The first part of this amendment – covering Freedom of Religion – remains hotly debated to this day. Does this mean a wall or hedge of “separation of church and state?” as Thomas Jefferson proposed 10 years later? Or can it be reduced to “freedom of worship” as envisioned by Franklin D. Roosevelt in 1941?

Presently, there are 27 ratified amendments to the US Constitution, and six unratified proposed amendments still outstanding.

Today is the 6th Sunday of Easter.

We continue to move through the Acts of the Apostles, the Book of Revelation, and the Last Supper discourses of Jesus in John’s Gospel.

In the Book of Revelation Chapter 21, we hear of John’s vision of the “holy city Jerusalem coming down out of heaven from God.” John notes further along that he “saw no temple in the city for its temple is the Lord God almighty and the Lamb.

Our reading today is missing seven verses in the middle which describe this city as a fascinating construction of jewels and gems. But perhaps most fascinating is its size, which would be 1,500 miles square. This is roughly the distance from San Francisco to Nebraska, or from North Dakota to Texas.

In other words, this isn’t a city – this is a country!

The other feature is that the holy city is not merely the home of the Bride of Christ. Rather, this city itself is the Bride of Christ. So it isn’t made up of buildings – the holy city is made up of people.
And while John “saw no temple in the city” this was because the “temple is the Lord God almighty and the Lamb.

Instead of a separation of Church and State, what John sees is a city – which is big enough to be a country – coming down from God, and God Himself is the temple, from whom and out of whom the city itself has descended.

In a sense, what John is seeing is an unimaginable unity between God and man, and between Christ and His Bride, the Church.

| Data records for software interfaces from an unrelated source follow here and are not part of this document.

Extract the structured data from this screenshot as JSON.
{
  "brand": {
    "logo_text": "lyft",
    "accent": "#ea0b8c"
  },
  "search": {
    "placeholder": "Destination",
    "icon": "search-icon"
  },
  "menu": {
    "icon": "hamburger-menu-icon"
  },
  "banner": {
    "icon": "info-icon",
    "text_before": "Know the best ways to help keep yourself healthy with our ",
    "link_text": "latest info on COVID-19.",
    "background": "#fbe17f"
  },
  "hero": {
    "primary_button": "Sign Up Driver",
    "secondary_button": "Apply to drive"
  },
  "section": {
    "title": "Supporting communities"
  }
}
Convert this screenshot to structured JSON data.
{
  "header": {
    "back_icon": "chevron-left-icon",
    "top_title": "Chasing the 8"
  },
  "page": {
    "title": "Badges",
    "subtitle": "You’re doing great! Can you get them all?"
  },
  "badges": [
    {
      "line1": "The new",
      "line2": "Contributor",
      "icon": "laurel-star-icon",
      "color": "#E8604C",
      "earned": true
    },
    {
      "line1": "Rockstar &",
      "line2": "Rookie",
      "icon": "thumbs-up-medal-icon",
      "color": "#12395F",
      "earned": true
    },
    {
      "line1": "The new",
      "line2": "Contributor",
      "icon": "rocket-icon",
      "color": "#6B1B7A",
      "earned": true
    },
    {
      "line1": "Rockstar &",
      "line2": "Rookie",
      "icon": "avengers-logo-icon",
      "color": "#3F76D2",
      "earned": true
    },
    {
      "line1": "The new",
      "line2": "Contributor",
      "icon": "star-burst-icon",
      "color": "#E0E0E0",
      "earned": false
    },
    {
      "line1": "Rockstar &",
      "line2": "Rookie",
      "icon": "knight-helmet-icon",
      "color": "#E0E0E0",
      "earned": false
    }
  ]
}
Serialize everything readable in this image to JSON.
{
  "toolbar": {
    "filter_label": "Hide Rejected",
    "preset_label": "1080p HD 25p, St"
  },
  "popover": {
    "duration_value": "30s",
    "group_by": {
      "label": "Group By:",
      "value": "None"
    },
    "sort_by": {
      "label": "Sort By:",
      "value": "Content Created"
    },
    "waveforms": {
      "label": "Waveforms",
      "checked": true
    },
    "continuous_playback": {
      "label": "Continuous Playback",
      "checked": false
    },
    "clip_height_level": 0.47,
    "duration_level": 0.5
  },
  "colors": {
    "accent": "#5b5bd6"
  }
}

In the first reading from Acts, we hear of the First Council (ever) of the Church. Yet St. Peter doesn’t indicate that things went to a vote, or that the Apostles lobbied or politicked for various positions. Rather, Peter says:
It is the decision of the Holy Spirit and of us …
implying that this unity seen by John in Revelation is already in place.

For ourselves, we tend to impose human and worldly models on the Church, which can cause separation from God and division among the people of God.

In the Gospel, Jesus bestows “peace” on the Apostles, that is – upon the Church. And this is not a worldly peace but a heavenly peace.

Perhaps a good rule of thumb in distinguishing the two is that the world’s peace (or the lack of peace) is more often than not based on resources or the lack of resources … while Christ’s peace – the peace that comes from God – is based upon relationships.

In all of this, we can be assured that through Holy Baptism we share in the divine life of the Most Holy Trinity … through Confirmation we have received the fullness of the Holy Spirit … and through the Eucharist we receive Jesus Christ, Body and Blood, Soul and Divinity.

May the Eucharist we receive today incorporate us more and more into Christ and His Church. And may God’s saving grace draw us deeper into our relationship with Him – Father, Son, and Holy Spirit – every day … and every moment of our lives.